Q: How are the buried pipe section of the loop joined?
A: The only acceptable method to connect pipe sections is by thermal fusion. Pipe connections are heated and fused together to form a joint stronger then the original pipe. Mechanical joining of pipe for an earth loop is never an accepted practice. The use of barbed fittings, clamps, and glued joints is certain to result in loop failure due to leaks.
Q: Will an earth loop affect my lawn or landscape?
A: No. Research has proven that loops have no adverse effect on grass, trees, or shrubs. This, of course, will leave temporany bare areas that you can restore with grass or sod.
Q: Can I reclaim heat from my septic system disposal field?
A: No. Such usage is banned in many areas.
Q: If the loop falls below freezing, will it hurt the system?
A: No. The antifreeze solution used in loops that operate at low temperatures will keep it from freezing down to about 15F (-9C) fluid temperate. In the US and Canada, three types of antifreeze solution are acceptable; propylene glycol, methyl alcohol, and ethyl alcohol. Some states/provinces may require one type over another.
Q: Can I install an earth loop myself?
A: It's not recommended. In addition to thermal fusion of the pipe, good pipe-to-soil contact is very important for successful loop operation. Nonprofessional installations may result in less than optimum heat pump performance.
Q: I have a pond near my home. Can I put a loop in it?
A: Yes, if its deep enough and large enough. A minimum of 8-10 feet in depth at its lowest level during the year is needed for a pond to be considered. Generally, a minimum of 1/2 acre pond is required to provide adequate surface area for heat transfer.
Q: What is an open-loop system?
A: The term "open-loop" is commonly used to describe a geothermal heat pump system that uses groundwater from a coventional well as a heat source in winter and a heat sink in summer. The groundwater is pumped through the heat pump where heat is extracted (in winter) or rejected (in summer), then the water is disposed of in an appropriate manner. Since groundwater is a relatively costant temperature year-round, it is an excellent heat source/heat sink.
Q: What do I do with the discharge water?
A: There are a number of ways to dispose of water after it has passed through the heat pump. The open discharge method is the easiest and least expensive. Open discharge simply involves releasing the water into a stream, river, lake, pond, ditch or drainage tile. Obviously, one of these alternatives must be readily available and must prossess the capacity to accept the amount of water used by the heat pump before open discharge is feasible.

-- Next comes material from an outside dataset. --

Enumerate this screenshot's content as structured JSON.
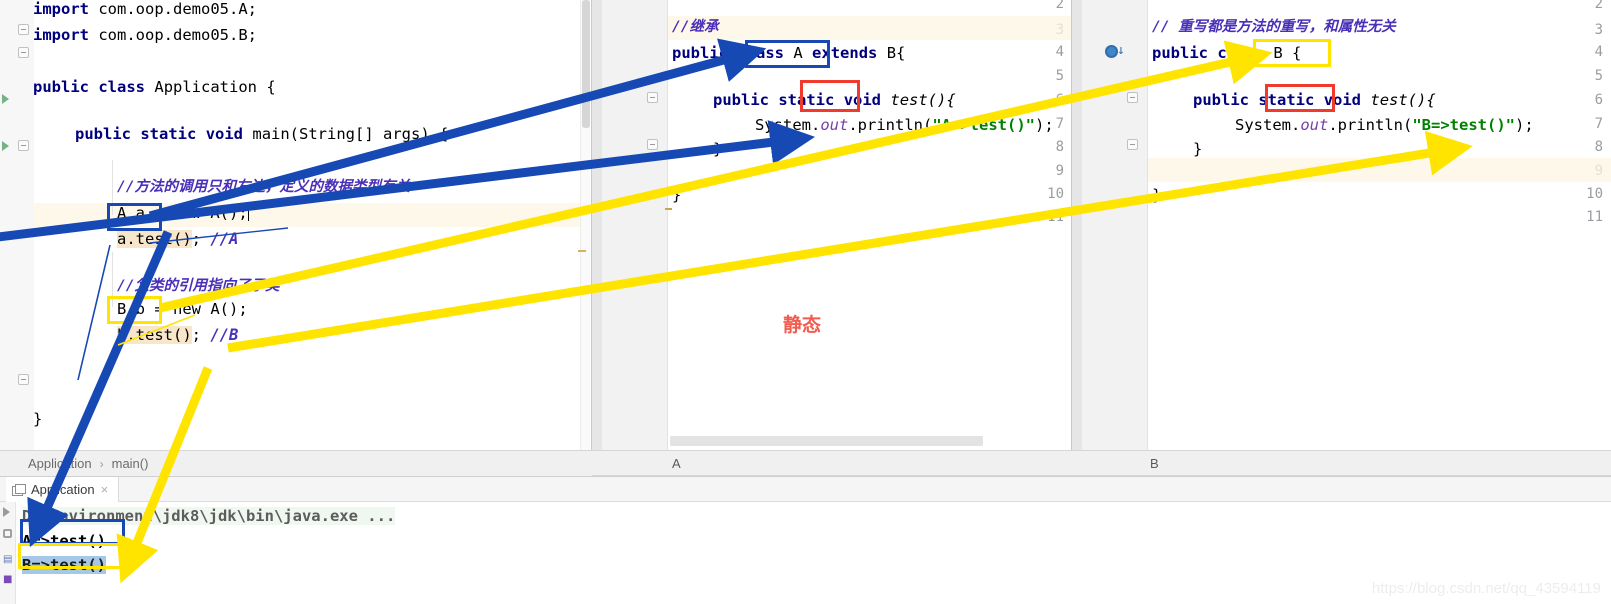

The second means of discharge is the return well. A return well is a second well bore that returns the water to the ground aquifer. A return well must have enough capacity to dispose of the water passed through the heat pump. A new return well should be intalled by a qualified well driller. Likewise, a professional should test the capacity of an existing well before it is used as a return.
Q: How much groundwater does an open-loop system need?
A: Geothermal heat pumps used in open-loops systems need differing amounts of water depending on the size of the unit. The water requirement of a specific model is usually expressed in gallons per minute and is listed in the specifications for that unit. Your heating and cooling contractor should be able to provide this information. Generally, the average system will use 6-10 gpm while operating. An extremely cold day might result in a usage of 6,000-10,000 gallons of water.
Your well and pump combination should be large enough to supply the water needed by the heat pump in addition to your domestic water requirements. You will problably need to enlarge your pressure tank or modify your plumbing to supply adequate water to the heat pump.
Q: What problems can be caused by poor water quality?
A: Poor water quality can cause serious problems in open-loop systems. Your water should be tested for hardness, acidity, and iron content before a heat pump is installed. Your contractor can tell you what level of water quality is acceptable.
Mineral deposits can bulid up inside the heat pump's heat exchanger. Sometimes a periodic cleaning with a mild acid solution is all that's needed to remove the build-up.
Impurities, particularly iron, can eventually clog a return well. If your water has a high iron content you should be sure that the discharge water is not aerated before it's injected into a return well.